It does struggle though from a narrative standpoint by containing an abundance of characters that simply feel underdeveloped by the end of the film. Kristen Stewart plays the sister of Billy Lynn, complete with visible scars from an apparently horrific car accident, and it is explained that this and more stemming from that incident are what pushed Billy into enlisting to head over to Iraq, but because the movie spends so much time at the football game the writing doesn’t really have a chance to flesh her character out beyond anything more than an angsty stereotype condemning the war. However, the camaraderie between Billy and all of his squad-mates play out much better; they actually come across as a coherent unit that Billy is able to hold together and somewhat lead.

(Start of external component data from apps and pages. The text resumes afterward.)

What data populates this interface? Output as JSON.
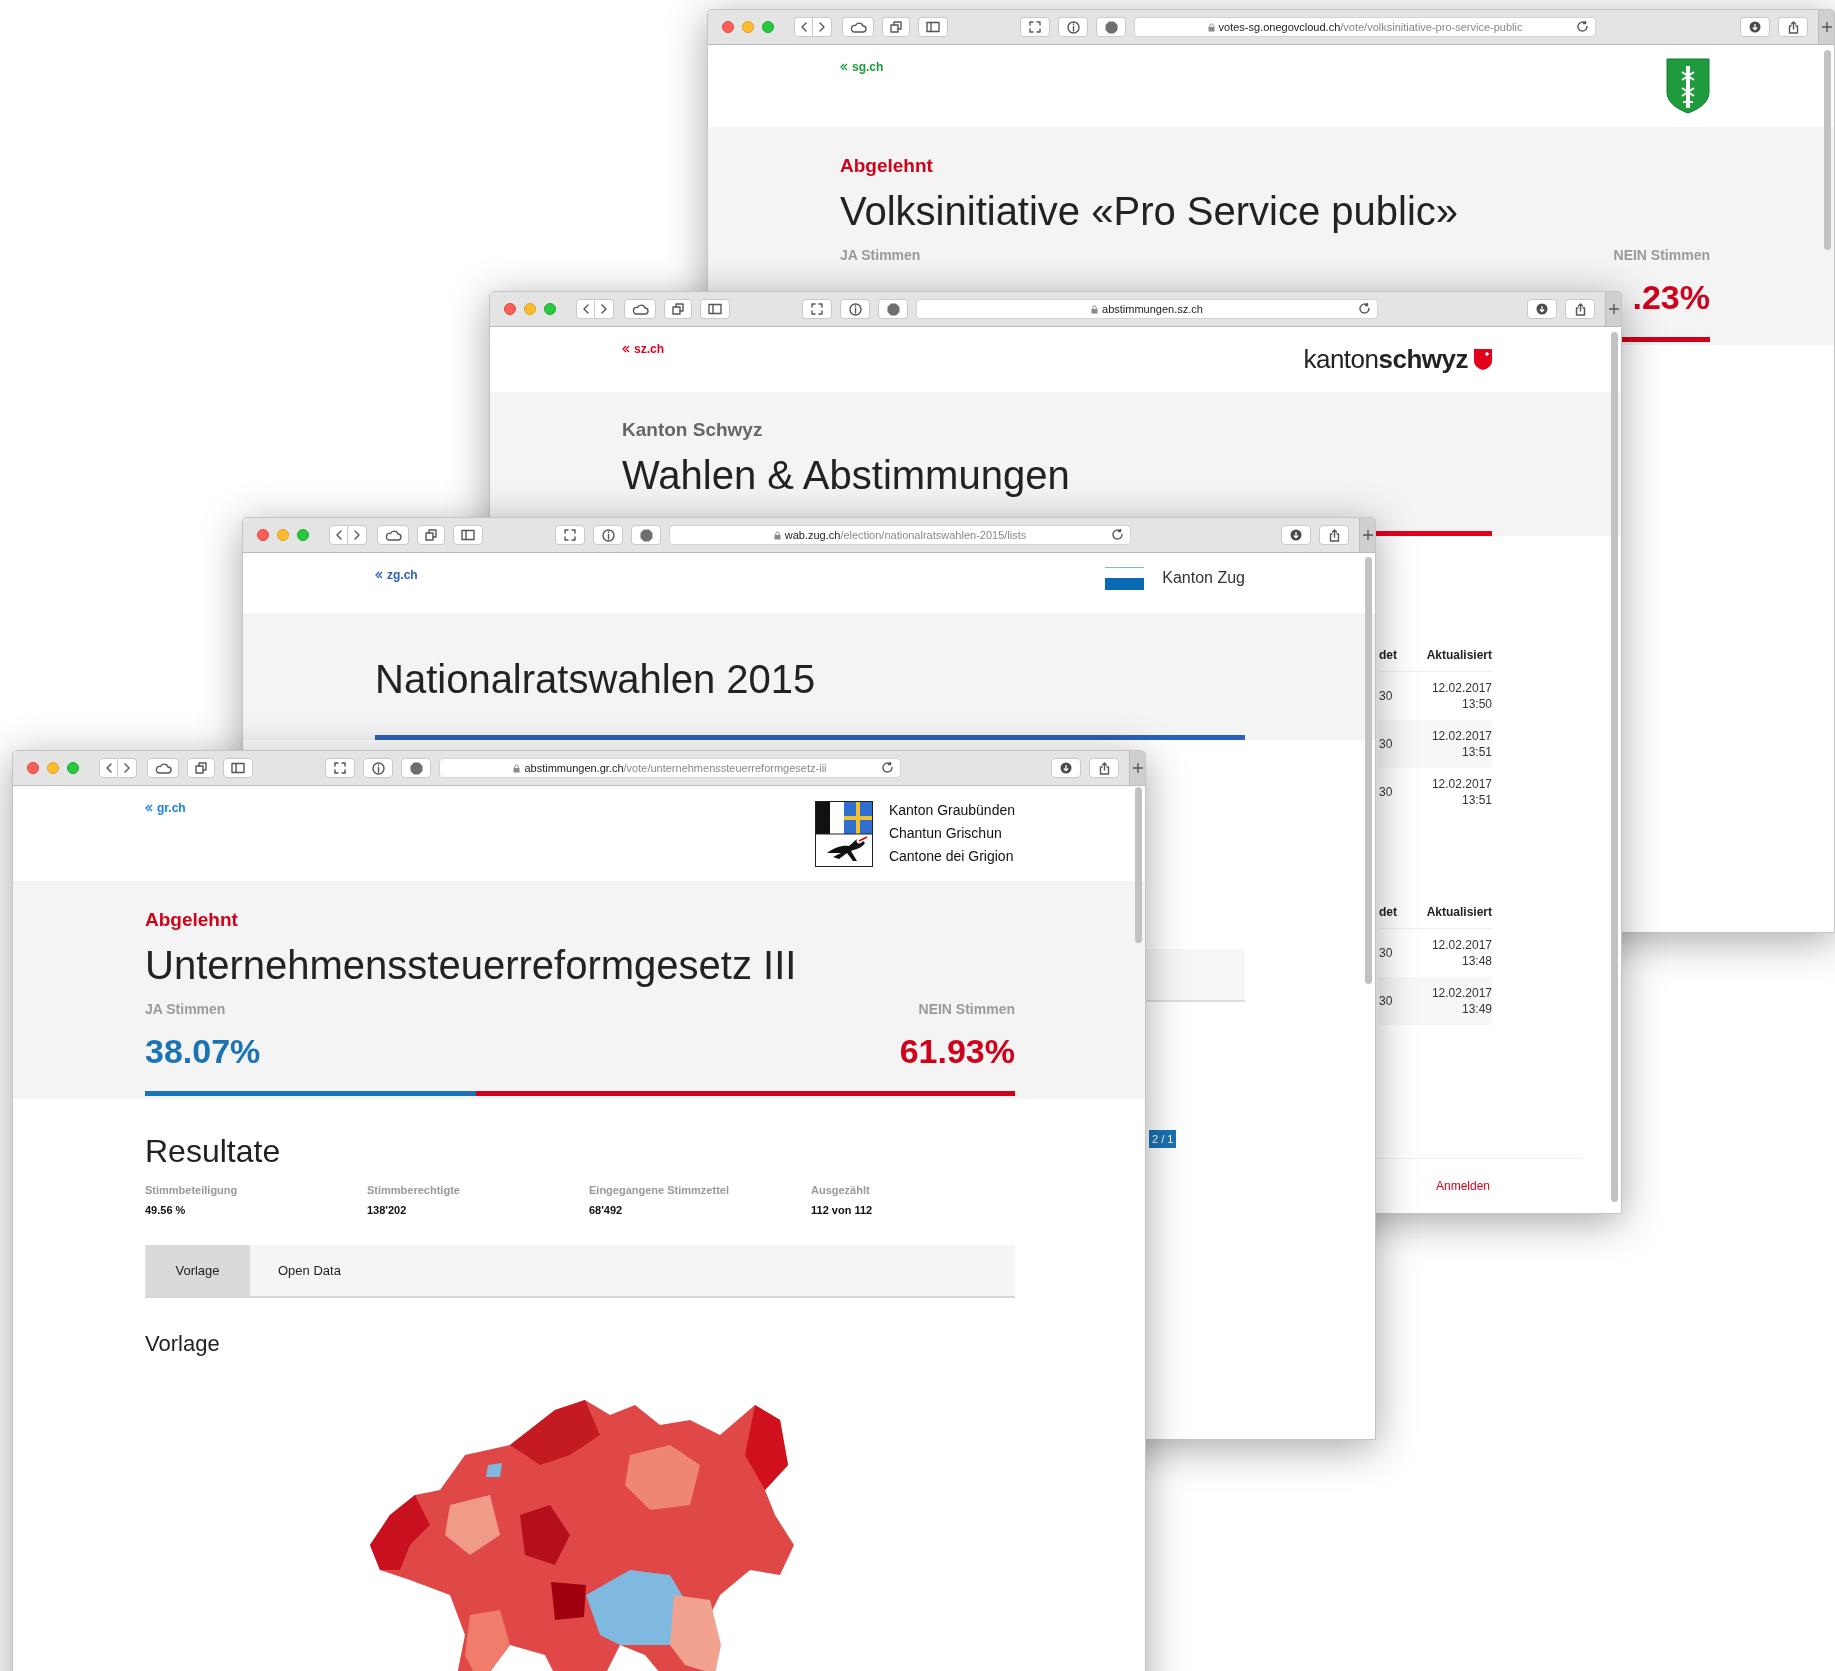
{
  "windows": [
    {
      "kind": "vote",
      "url": {
        "host": "votes-sg.onegovcloud.ch",
        "path": "/vote/volksinitiative-pro-service-public"
      },
      "back_link": "sg.ch",
      "color": "#1d9b3b",
      "logo": {
        "kind": "shield"
      },
      "accepted": false,
      "status": "Abgelehnt",
      "title": "Volksinitiative «Pro Service public»",
      "yes_label": "JA Stimmen",
      "no_label": "NEIN Stimmen",
      "no_value": ".23%"
    },
    {
      "kind": "overview",
      "url": {
        "host": "abstimmungen.sz.ch"
      },
      "back_link": "sz.ch",
      "color": "#e3001b",
      "logo": {
        "kind": "wordmark",
        "text": "kanton**schwyz**"
      },
      "subtitle": "Kanton Schwyz",
      "title": "Wahlen & Abstimmungen",
      "tables": [
        {
          "columns": [
            "det",
            "Aktualisiert"
          ],
          "rows": [
            [
              "30",
              "12.02.2017 13:50"
            ],
            [
              "30",
              "12.02.2017 13:51"
            ],
            [
              "30",
              "12.02.2017 13:51"
            ]
          ]
        },
        {
          "columns": [
            "det",
            "Aktualisiert"
          ],
          "rows": [
            [
              "30",
              "12.02.2017 13:48"
            ],
            [
              "30",
              "12.02.2017 13:49"
            ]
          ]
        }
      ],
      "footer_link": "Anmelden"
    },
    {
      "kind": "election",
      "url": {
        "host": "wab.zug.ch",
        "path": "/election/nationalratswahlen-2015/lists"
      },
      "back_link": "zg.ch",
      "color": "#2a62b8",
      "logo": {
        "kind": "bar",
        "text": "Kanton Zug"
      },
      "title": "Nationalratswahlen 2015",
      "badge": "2 / 1"
    },
    {
      "kind": "vote",
      "url": {
        "host": "abstimmungen.gr.ch",
        "path": "/vote/unternehmenssteuerreformgesetz-iii"
      },
      "back_link": "gr.ch",
      "color": "#1a7fe0",
      "logo": {
        "kind": "coat_of_arms",
        "lines": [
          "Kanton Graubünden",
          "Chantun Grischun",
          "Cantone dei Grigion"
        ]
      },
      "accepted": false,
      "status": "Abgelehnt",
      "title": "Unternehmenssteuerreformgesetz III",
      "yes_label": "JA Stimmen",
      "no_label": "NEIN Stimmen",
      "yes_value": "38.07%",
      "no_value": "61.93%",
      "level": 0.3807,
      "results": {
        "title": "Resultate",
        "stats": [
          {
            "label": "Stimmbeteiligung",
            "value": "49.56 %"
          },
          {
            "label": "Stimmberechtigte",
            "value": "138'202"
          },
          {
            "label": "Eingegangene Stimmzettel",
            "value": "68'492"
          },
          {
            "label": "Ausgezählt",
            "value": "112 von 112"
          }
        ]
      },
      "tabs": [
        {
          "label": "Vorlage",
          "selected": true
        },
        {
          "label": "Open Data",
          "selected": false
        }
      ],
      "section_title": "Vorlage"
    }
  ]
}
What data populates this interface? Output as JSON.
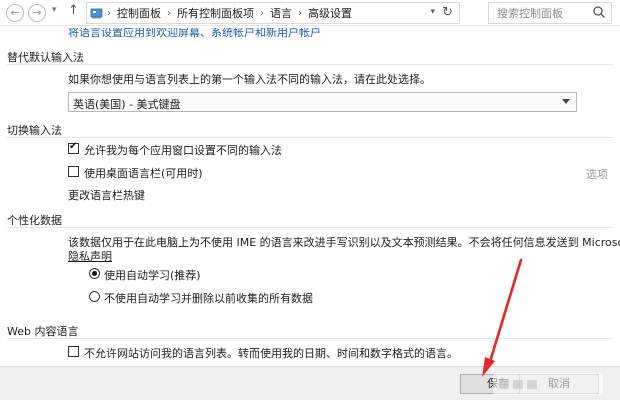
{
  "address_bar": {
    "back_glyph": "←",
    "forward_glyph": "→",
    "up_glyph": "↑",
    "icon": "control-panel-icon",
    "breadcrumbs": [
      "控制面板",
      "所有控制面板项",
      "语言",
      "高级设置"
    ],
    "search_placeholder": "搜索控制面板"
  },
  "top_link": "将语言设置应用到欢迎屏幕、系统帐户和新用户帐户",
  "sections": {
    "input_method": {
      "title": "替代默认输入法",
      "description": "如果你想使用与语言列表上的第一个输入法不同的输入法，请在此处选择。",
      "selected": "英语(美国) - 美式键盘"
    },
    "switch_input": {
      "title": "切换输入法",
      "checkbox1_label": "允许我为每个应用窗口设置不同的输入法",
      "checkbox1_checked": true,
      "checkbox2_label": "使用桌面语言栏(可用时)",
      "checkbox2_checked": false,
      "options_link": "选项",
      "hotkeys_link": "更改语言栏热键"
    },
    "personalization": {
      "title": "个性化数据",
      "description": "该数据仅用于在此电脑上为不使用 IME 的语言来改进手写识别以及文本预测结果。不会将任何信息发送到 Microsoft。",
      "privacy_link": "隐私声明",
      "radio1_label": "使用自动学习(推荐)",
      "radio1_selected": true,
      "radio2_label": "不使用自动学习并删除以前收集的所有数据",
      "radio2_selected": false
    },
    "web_content": {
      "title": "Web 内容语言",
      "checkbox_label": "不允许网站访问我的语言列表。转而使用我的日期、时间和数字格式的语言。",
      "checkbox_checked": false
    }
  },
  "buttons": {
    "save": "保存",
    "cancel": "取消"
  },
  "colors": {
    "link": "#1a5fb4",
    "annotation_arrow": "#e8262a",
    "bottom_bar": "#f0f0f0"
  }
}
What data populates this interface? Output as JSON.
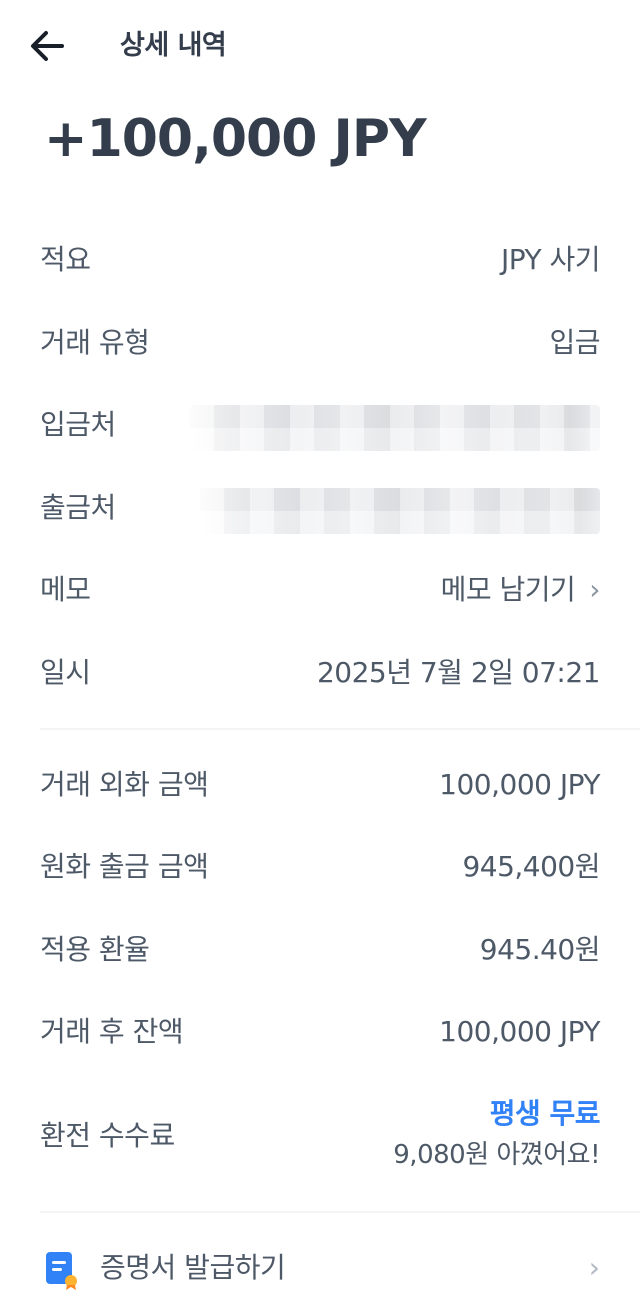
{
  "header": {
    "title": "상세 내역"
  },
  "amount": "+100,000 JPY",
  "details": {
    "summary": {
      "label": "적요",
      "value": "JPY 사기"
    },
    "type": {
      "label": "거래 유형",
      "value": "입금"
    },
    "deposit_to": {
      "label": "입금처"
    },
    "withdraw_from": {
      "label": "출금처"
    },
    "memo": {
      "label": "메모",
      "action": "메모 남기기"
    },
    "datetime": {
      "label": "일시",
      "value": "2025년 7월 2일 07:21"
    }
  },
  "exchange": {
    "foreign_amount": {
      "label": "거래 외화 금액",
      "value": "100,000 JPY"
    },
    "krw_amount": {
      "label": "원화 출금 금액",
      "value": "945,400원"
    },
    "rate": {
      "label": "적용 환율",
      "value": "945.40원"
    },
    "balance": {
      "label": "거래 후 잔액",
      "value": "100,000 JPY"
    },
    "fee": {
      "label": "환전 수수료",
      "highlight": "평생 무료",
      "saved": "9,080원 아꼈어요!"
    }
  },
  "certificate": {
    "label": "증명서 발급하기"
  },
  "colors": {
    "accent": "#3182f6",
    "text": "#4e5968",
    "heading": "#333d4b",
    "divider": "#f2f4f6"
  },
  "icons": {
    "back": "arrow-left-icon",
    "chevron": "chevron-right-icon",
    "certificate": "document-badge-icon"
  }
}
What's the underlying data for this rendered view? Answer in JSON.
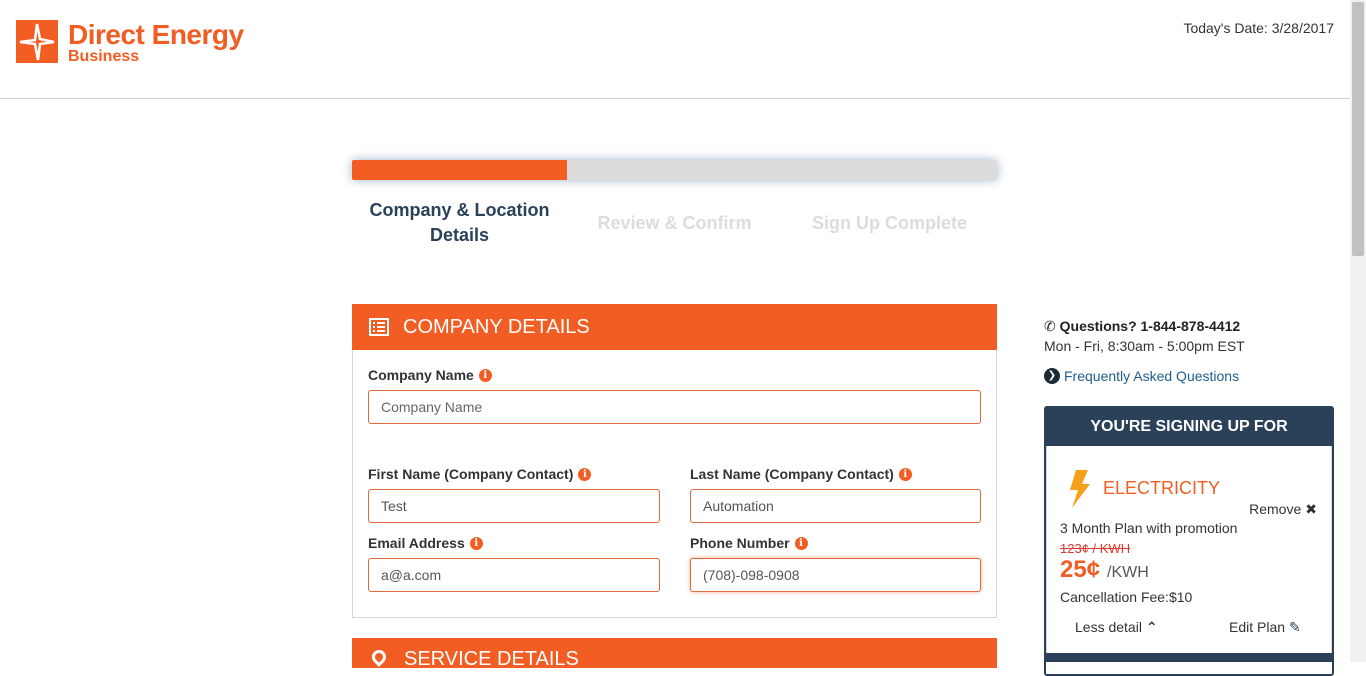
{
  "header": {
    "brand_title": "Direct Energy",
    "brand_sub": "Business",
    "today_date": "Today's Date: 3/28/2017"
  },
  "progress": {
    "fraction": 0.333
  },
  "steps": [
    {
      "label": "Company & Location Details",
      "line1": "Company & Location",
      "line2": "Details",
      "active": true
    },
    {
      "label": "Review & Confirm",
      "active": false
    },
    {
      "label": "Sign Up Complete",
      "active": false
    }
  ],
  "company_details": {
    "title": "COMPANY DETAILS",
    "company_name": {
      "label": "Company Name",
      "placeholder": "Company Name",
      "value": ""
    },
    "first_name": {
      "label": "First Name (Company Contact)",
      "value": "Test"
    },
    "last_name": {
      "label": "Last Name (Company Contact)",
      "value": "Automation"
    },
    "email": {
      "label": "Email Address",
      "value": "a@a.com"
    },
    "phone": {
      "label": "Phone Number",
      "value": "(708)-098-0908"
    }
  },
  "service_details": {
    "title": "SERVICE DETAILS"
  },
  "sidebar": {
    "questions": "Questions? 1-844-878-4412",
    "hours": "Mon - Fri, 8:30am - 5:00pm EST",
    "faq": "Frequently Asked Questions",
    "card": {
      "title": "YOU'RE SIGNING UP FOR",
      "remove": "Remove",
      "product": "ELECTRICITY",
      "plan": "3 Month Plan with promotion",
      "old_price": "123¢ / KWH",
      "new_price": "25¢",
      "unit": "/KWH",
      "fee": "Cancellation Fee:$10",
      "less_detail": "Less detail",
      "edit_plan": "Edit Plan"
    }
  },
  "colors": {
    "brand": "#f15d22",
    "navy": "#2a4159"
  }
}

Vin Diesel plays somewhat of a soldier mentor to Billy, but again, we don’t learn much about him, so when we are watching him individually claiming he loves each fellow soldier, it comes across as hokey rather than emotional. Diesel does deserve credit though for bringing a very restrained performance to the table that largely goes against expectations of the machismo action star. The problem with the characters played by Vin and Kristen respectively largely stem from the awkward pacing of the film; it constantly jumps from Thanksgiving Day to Iraq to back home, sometimes all in one big jarring sequence.
Without a doubt, the most severely underdeveloped character of the entire film is a cheerleader (Makenzie Leigh) that Billy meets (and loses his virginity to backstage at the football game) and their quickly blossoming relationship. Literally nothing about it feels organic, except for the character herself, proclaiming that the most rewarding part of being a cheerleader is all of the charity she is allowed to take part in, such as visiting terminally ill children in hospitals. I buy that, and even them having intercourse right away, but the actual attempts from each about pursuing something more and keeping contact doesn’t really jive.
Drawing attention away from the muddled character definitions and motives however are some nice stylistic touches from Ang Lee’s direction. Most notably is during the actual halftime performance which beautifully mixes and matches the scenery of the bombastic show with the horrors of fighting for survival among battle in Iraq. It perfectly conveys a sense of PTSD, while giving the movie some much needed pop considering that as previously mentioned, a lot of the cinematography and film-making is disoriented without the intended 3-D.
Overall, much of Billy’s interactions with all of the characters mentioned above (and those I haven’t) all feel rushed. Like with most films adapted from novels, I’m willing to bet that much more of the character dynamics are explored to a greater degree in the book, whereas the movie is constantly rushing from point A to B to C and so on and so forth. That doesn’t mean Ang Lee totally loses sight of the story he is telling; it is still powerful and moving, and the extended battle sequence towards the end is absolutely raw and riveting. The biggest takeaway from Billy Lynn’s Long Halftime Long though is that Joe Alwyn, a British actor capable of astonishingly nailing a heavy southern drawl accent, just became a star in his debut performance.
Flickering Myth Rating – Film: ★ ★ ★ / Movie: ★ ★ ★